• DESCRIPTION OF THE TASK:
Return, from the listing that follows, each line containing the word "Short".
....
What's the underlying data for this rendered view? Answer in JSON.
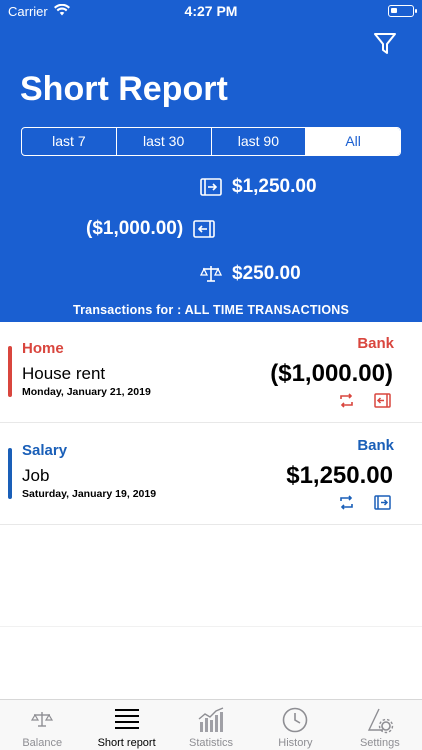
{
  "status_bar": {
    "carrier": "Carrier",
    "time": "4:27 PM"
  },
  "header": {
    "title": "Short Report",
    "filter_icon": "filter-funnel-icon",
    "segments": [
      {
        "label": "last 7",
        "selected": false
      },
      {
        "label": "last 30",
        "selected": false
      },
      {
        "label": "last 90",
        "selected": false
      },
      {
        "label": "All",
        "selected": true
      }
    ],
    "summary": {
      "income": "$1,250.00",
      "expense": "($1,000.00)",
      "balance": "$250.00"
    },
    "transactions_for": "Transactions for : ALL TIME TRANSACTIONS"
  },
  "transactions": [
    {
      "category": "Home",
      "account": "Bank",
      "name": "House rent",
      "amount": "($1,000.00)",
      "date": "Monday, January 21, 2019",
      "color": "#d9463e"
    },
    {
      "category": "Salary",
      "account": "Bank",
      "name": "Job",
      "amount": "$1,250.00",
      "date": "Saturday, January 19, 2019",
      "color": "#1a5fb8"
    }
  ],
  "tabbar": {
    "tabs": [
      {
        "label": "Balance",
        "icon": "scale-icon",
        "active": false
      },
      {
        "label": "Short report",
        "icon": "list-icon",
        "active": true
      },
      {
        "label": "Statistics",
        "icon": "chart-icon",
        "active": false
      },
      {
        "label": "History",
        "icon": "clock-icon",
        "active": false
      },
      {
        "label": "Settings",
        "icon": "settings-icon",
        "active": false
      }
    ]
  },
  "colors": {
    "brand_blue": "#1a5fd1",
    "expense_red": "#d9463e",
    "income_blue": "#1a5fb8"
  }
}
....
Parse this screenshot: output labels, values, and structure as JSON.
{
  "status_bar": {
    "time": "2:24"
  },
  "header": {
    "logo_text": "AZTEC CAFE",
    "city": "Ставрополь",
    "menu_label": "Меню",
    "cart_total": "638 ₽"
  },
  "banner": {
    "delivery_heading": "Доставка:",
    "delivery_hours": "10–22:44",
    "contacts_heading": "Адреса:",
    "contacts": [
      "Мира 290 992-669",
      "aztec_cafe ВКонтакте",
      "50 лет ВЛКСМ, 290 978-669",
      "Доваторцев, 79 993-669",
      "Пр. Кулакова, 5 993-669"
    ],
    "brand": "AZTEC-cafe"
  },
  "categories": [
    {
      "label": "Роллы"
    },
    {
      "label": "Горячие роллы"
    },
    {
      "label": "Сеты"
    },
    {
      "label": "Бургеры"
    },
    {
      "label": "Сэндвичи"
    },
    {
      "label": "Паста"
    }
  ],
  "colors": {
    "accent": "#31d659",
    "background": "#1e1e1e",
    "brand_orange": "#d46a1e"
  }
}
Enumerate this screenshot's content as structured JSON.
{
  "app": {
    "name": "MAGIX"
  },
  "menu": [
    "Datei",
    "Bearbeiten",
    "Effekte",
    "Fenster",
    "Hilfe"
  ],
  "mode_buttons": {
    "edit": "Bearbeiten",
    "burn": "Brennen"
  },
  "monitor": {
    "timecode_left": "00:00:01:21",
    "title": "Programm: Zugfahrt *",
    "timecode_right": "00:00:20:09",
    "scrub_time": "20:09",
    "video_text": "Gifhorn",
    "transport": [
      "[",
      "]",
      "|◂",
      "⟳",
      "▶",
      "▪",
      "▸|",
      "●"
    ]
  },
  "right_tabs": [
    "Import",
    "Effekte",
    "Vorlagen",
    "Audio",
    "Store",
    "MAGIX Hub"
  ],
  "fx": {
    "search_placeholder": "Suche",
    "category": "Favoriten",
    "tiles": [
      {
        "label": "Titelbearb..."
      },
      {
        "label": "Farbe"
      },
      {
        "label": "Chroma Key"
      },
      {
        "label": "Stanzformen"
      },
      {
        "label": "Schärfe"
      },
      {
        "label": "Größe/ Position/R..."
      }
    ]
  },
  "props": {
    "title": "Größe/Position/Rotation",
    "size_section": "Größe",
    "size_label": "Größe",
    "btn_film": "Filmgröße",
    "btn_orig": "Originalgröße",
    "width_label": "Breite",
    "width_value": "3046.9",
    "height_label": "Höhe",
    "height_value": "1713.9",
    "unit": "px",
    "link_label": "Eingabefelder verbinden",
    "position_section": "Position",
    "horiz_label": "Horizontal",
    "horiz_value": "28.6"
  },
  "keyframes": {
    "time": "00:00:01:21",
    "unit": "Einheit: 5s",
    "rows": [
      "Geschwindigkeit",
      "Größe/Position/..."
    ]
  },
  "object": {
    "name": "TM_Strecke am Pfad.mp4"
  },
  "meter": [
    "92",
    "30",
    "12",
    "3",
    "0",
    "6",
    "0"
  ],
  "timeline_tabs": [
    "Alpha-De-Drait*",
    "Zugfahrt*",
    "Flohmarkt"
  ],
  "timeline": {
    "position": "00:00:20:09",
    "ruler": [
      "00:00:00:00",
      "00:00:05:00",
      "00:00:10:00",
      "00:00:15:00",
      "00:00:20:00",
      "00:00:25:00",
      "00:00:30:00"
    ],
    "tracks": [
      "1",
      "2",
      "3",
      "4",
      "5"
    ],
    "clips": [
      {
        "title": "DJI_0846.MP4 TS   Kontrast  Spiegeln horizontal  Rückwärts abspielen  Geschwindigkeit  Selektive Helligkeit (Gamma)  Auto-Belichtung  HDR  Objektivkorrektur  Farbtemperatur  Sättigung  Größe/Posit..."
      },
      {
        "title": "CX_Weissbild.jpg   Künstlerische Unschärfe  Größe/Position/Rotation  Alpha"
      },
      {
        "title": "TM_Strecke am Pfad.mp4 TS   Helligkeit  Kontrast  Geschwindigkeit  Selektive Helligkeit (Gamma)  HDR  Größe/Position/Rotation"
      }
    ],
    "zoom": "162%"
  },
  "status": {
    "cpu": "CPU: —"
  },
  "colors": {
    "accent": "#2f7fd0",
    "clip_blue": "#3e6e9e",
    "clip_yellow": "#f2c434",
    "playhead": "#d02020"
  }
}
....
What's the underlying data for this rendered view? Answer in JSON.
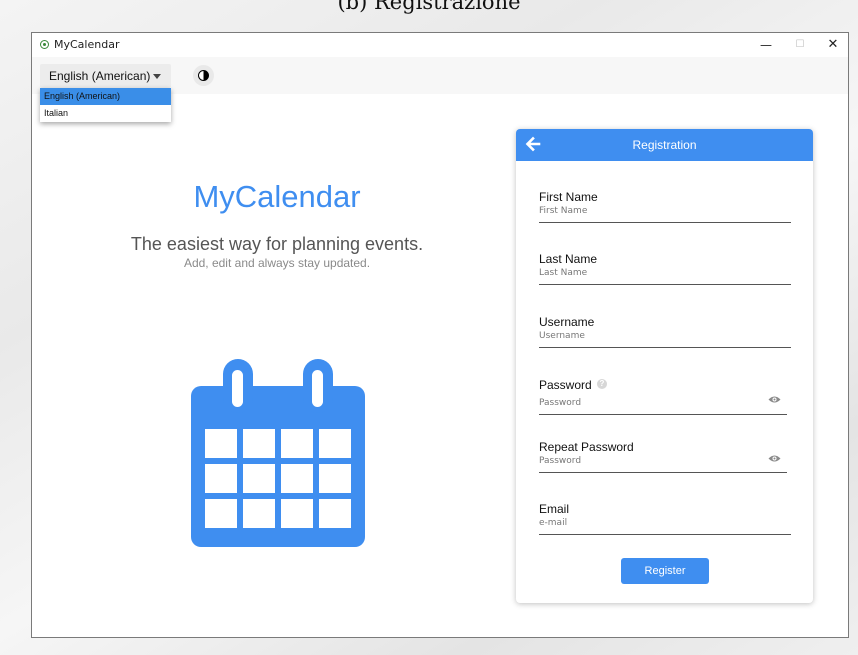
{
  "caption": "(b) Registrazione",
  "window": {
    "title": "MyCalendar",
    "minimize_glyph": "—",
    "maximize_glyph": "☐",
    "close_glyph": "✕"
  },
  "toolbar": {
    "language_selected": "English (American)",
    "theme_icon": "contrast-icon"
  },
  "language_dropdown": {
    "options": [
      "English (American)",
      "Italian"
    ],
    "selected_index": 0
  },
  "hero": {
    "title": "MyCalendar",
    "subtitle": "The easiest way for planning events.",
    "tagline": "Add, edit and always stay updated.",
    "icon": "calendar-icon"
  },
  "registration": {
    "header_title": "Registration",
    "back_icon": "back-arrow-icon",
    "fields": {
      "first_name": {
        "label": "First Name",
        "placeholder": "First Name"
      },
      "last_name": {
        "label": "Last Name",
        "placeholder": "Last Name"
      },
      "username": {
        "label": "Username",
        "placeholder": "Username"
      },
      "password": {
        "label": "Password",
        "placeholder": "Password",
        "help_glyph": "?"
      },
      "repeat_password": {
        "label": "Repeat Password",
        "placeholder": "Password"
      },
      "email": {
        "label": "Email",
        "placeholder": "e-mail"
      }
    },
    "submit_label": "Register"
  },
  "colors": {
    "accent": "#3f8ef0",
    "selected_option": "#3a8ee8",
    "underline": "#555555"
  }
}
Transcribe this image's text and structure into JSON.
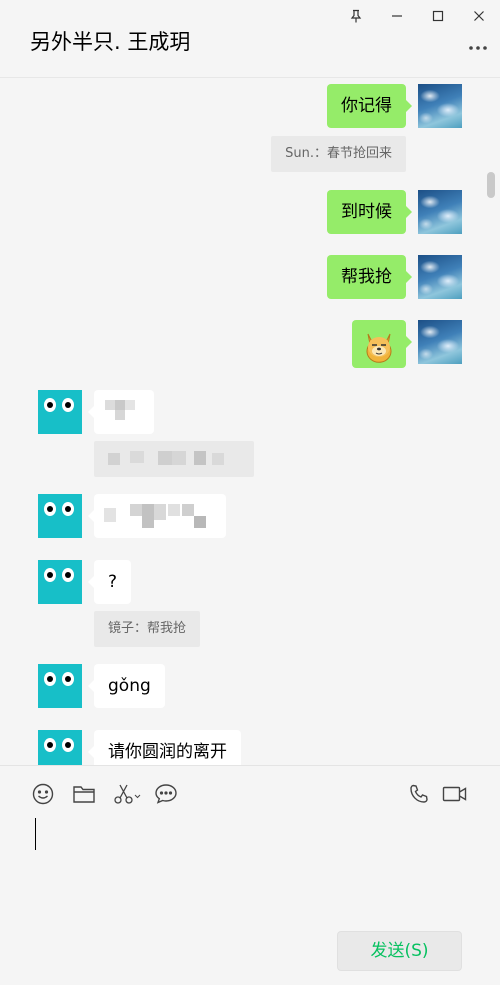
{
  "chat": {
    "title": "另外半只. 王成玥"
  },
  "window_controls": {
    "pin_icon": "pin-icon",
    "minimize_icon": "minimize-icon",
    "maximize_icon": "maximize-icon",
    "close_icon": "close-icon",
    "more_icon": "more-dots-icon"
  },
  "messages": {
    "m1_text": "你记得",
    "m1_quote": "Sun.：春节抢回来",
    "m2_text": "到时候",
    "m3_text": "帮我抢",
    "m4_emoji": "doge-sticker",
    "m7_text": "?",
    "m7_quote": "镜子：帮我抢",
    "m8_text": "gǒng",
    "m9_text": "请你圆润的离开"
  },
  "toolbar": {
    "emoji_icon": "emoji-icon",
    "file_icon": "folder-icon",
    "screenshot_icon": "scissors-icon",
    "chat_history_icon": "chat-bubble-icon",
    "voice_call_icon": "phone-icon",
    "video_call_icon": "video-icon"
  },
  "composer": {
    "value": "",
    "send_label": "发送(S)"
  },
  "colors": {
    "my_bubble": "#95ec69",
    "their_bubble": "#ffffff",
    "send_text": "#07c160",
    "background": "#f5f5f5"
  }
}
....
• SOLUTION TO THIS PROBLEM:
    "title": "Short Report",
        "label": "Short report",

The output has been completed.